Benjamin Martin, MD Orthopaedic Surgeon


Languages Spoken

  • English


Board Certifications

  • American Board of Orthopaedic Surgery

National Provider ID: 1801068929

This faculty member (or a member of their immediate family) has a working relationship (i.e. consulting, research, and/or educational services) with the companies listed below. These relations have been reported to the health system leadership and, when appropriate, management plans are in place to address potential conflicts.



Benjamin D. Martin, MD, is an orthopaedic surgeon in the Division of Orthopaedic Surgery and Sports Medicine at Children's National Health System.

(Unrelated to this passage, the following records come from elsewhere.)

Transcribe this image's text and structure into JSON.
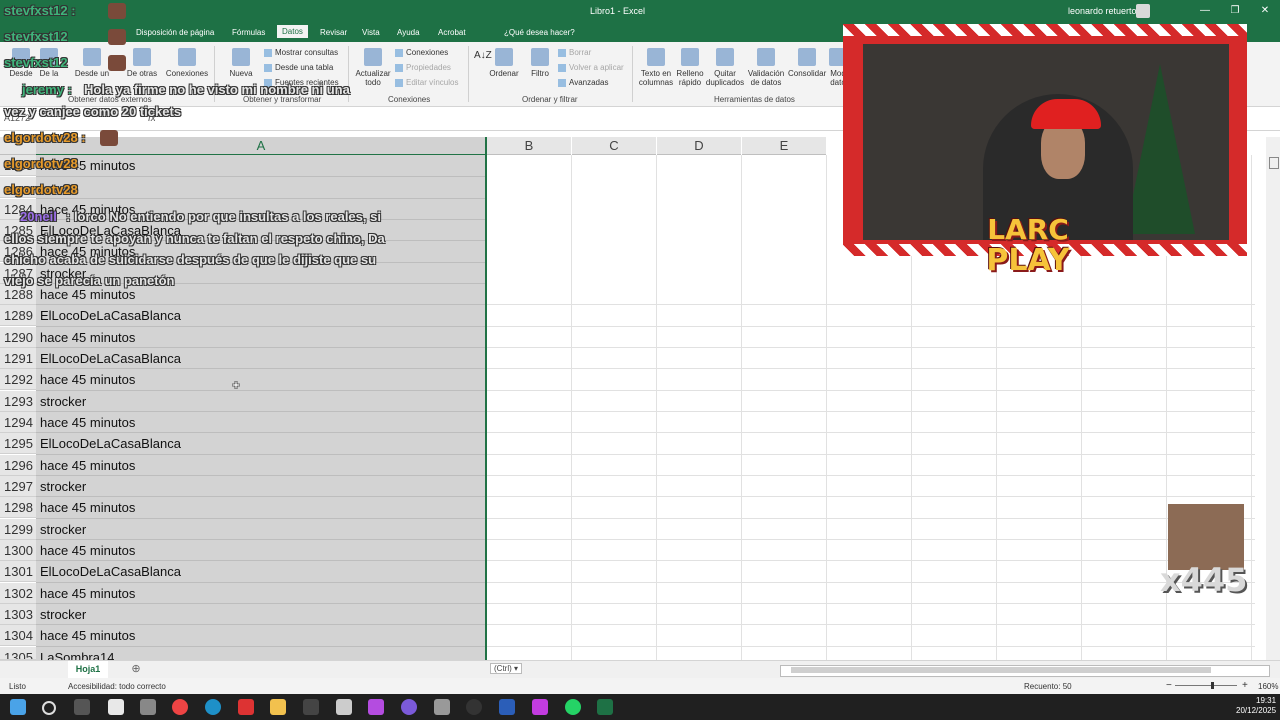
{
  "titlebar": {
    "title": "Libro1  -  Excel",
    "user": "leonardo retuerto",
    "minimize_icon": "—",
    "restore_icon": "❐",
    "close_icon": "✕"
  },
  "tabs": [
    {
      "label": "Disposición de página"
    },
    {
      "label": "Fórmulas"
    },
    {
      "label": "Datos",
      "active": true
    },
    {
      "label": "Revisar"
    },
    {
      "label": "Vista"
    },
    {
      "label": "Ayuda"
    },
    {
      "label": "Acrobat"
    },
    {
      "label": "¿Qué desea hacer?"
    }
  ],
  "ribbon": {
    "btn_desde": "Desde",
    "btn_de_la": "De la",
    "btn_desde_un": "Desde un",
    "btn_otras": "De otras",
    "btn_conexiones_exist": "Conexiones",
    "btn_nueva": "Nueva",
    "mostrar_consultas": "Mostrar consultas",
    "desde_tabla": "Desde una tabla",
    "fuentes_recientes": "Fuentes recientes",
    "btn_actualizar": "Actualizar",
    "btn_actualizar_2": "todo",
    "conexiones": "Conexiones",
    "propiedades": "Propiedades",
    "editar_vinculos": "Editar vínculos",
    "btn_ordenar": "Ordenar",
    "btn_filtro": "Filtro",
    "borrar": "Borrar",
    "volver_aplicar": "Volver a aplicar",
    "avanzadas": "Avanzadas",
    "btn_texto_columnas": "Texto en",
    "btn_texto_columnas_2": "columnas",
    "btn_relleno": "Relleno",
    "btn_relleno_2": "rápido",
    "btn_quitar": "Quitar",
    "btn_quitar_2": "duplicados",
    "btn_validacion": "Validación",
    "btn_validacion_2": "de datos",
    "btn_consolidar": "Consolidar",
    "btn_mod": "Mod",
    "btn_mod_2": "dato",
    "group_obtener_externos": "Obtener datos externos",
    "group_obtener_transformar": "Obtener y transformar",
    "group_conexiones": "Conexiones",
    "group_ordenar": "Ordenar y filtrar",
    "group_herramientas": "Herramientas de datos"
  },
  "formula_bar": {
    "name_box": "A1272",
    "fx": "fx"
  },
  "columns": [
    "A",
    "B",
    "C",
    "D",
    "E"
  ],
  "rows": [
    {
      "num": "1283",
      "value": "hace 45 minutos"
    },
    {
      "num": "",
      "value": ""
    },
    {
      "num": "1284",
      "value": "hace 45 minutos"
    },
    {
      "num": "1285",
      "value": "ElLocoDeLaCasaBlanca"
    },
    {
      "num": "1286",
      "value": "hace 45 minutos"
    },
    {
      "num": "1287",
      "value": "strocker"
    },
    {
      "num": "1288",
      "value": "hace 45 minutos"
    },
    {
      "num": "1289",
      "value": "ElLocoDeLaCasaBlanca"
    },
    {
      "num": "1290",
      "value": "hace 45 minutos"
    },
    {
      "num": "1291",
      "value": "ElLocoDeLaCasaBlanca"
    },
    {
      "num": "1292",
      "value": "hace 45 minutos"
    },
    {
      "num": "1293",
      "value": "strocker"
    },
    {
      "num": "1294",
      "value": "hace 45 minutos"
    },
    {
      "num": "1295",
      "value": "ElLocoDeLaCasaBlanca"
    },
    {
      "num": "1296",
      "value": "hace 45 minutos"
    },
    {
      "num": "1297",
      "value": "strocker"
    },
    {
      "num": "1298",
      "value": "hace 45 minutos"
    },
    {
      "num": "1299",
      "value": "strocker"
    },
    {
      "num": "1300",
      "value": "hace 45 minutos"
    },
    {
      "num": "1301",
      "value": "ElLocoDeLaCasaBlanca"
    },
    {
      "num": "1302",
      "value": "hace 45 minutos"
    },
    {
      "num": "1303",
      "value": "strocker"
    },
    {
      "num": "1304",
      "value": "hace 45 minutos"
    },
    {
      "num": "1305",
      "value": "LaSombra14"
    }
  ],
  "sheet": {
    "tab": "Hoja1",
    "add": "⊕",
    "paste_ctrl": "(Ctrl) ▾"
  },
  "status": {
    "ready": "Listo",
    "accessibility": "Accesibilidad: todo correcto",
    "count": "Recuento: 50",
    "zoom": "160%",
    "zoom_minus": "−",
    "zoom_plus": "+"
  },
  "clock": {
    "time": "19:31",
    "date": "20/12/2025"
  },
  "chat": {
    "user1": "stevfxst12 :",
    "user1b": "stevfxst12",
    "user2": "jeremy :",
    "msg2a": "Hola ya firme no he visto mi nombre ni una",
    "msg2b": "vez y canjee como 20 tickets",
    "user3": "elgordotv28 :",
    "user3b": "elgordotv28",
    "user3c": "elgordotv28",
    "user4": "20neil",
    "msg4a": ": lorco No entiendo por que insultas a los reales, si",
    "msg4b": "ellos siempre te apoyan y nunca te faltan el respeto chino, Da",
    "msg4c": "chicho acaba de suicidarse después de que le dijiste que su",
    "msg4d": "viejo se parecía un panetón"
  },
  "overlay": {
    "logo_line1": "LARC",
    "logo_line2": "PLAY",
    "meme_count": "x445"
  },
  "colors": {
    "excel_green": "#1e7145",
    "selection_gray": "#d3d3d3",
    "webcam_frame": "#d52a2a"
  }
}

Dr. Martin sees all pediatric patients, and has special interests in developmental dysplasia of the hip (DDH), Perthes, slipped capital femoral epiphysis (SCFE), and scoliosis.

Dr. Martin grew up outside of Boston before moving to Washington, DC for college.

Education & Training

Education & Training

  • Fellowship Program, Pediatric Orthopaedics, 2011
    Texas Scottish Rite Hospital
  • Residency Program, Orthopedic Residency*, 2010
    Georgetown University Medical Center
  • Internship Program, General Surgery, 2006
    Georgetown University Hospital
  • MD, 2005
    Georgetown University School of Medicine
  • BS, 2001
    Georgetown University
Patient Stories

Patient Stories: Benjamin Martin

Patient story

Austin's Story

"People always tell me 'You're so strong, I don't know how you got through it.' I like to say that you never know how strong you are or what you are capable of until you have no choice but to be strong." 

Research & Publications

Research & Publications

Comparison of olecranon plate fixation in osteoporotic bone do current technologies and designs make a difference

(2011) J Orthrop Trauma

Hand Clin

(2008) Complications related to simple dislocations of the elbow

View publications on PubMed

Harrison's Story

"Your child will walk, run, dance, and most likely never remember the whole ordeal. Let me assure you that it will be harder for you than your child."

Read More of Harrison's Story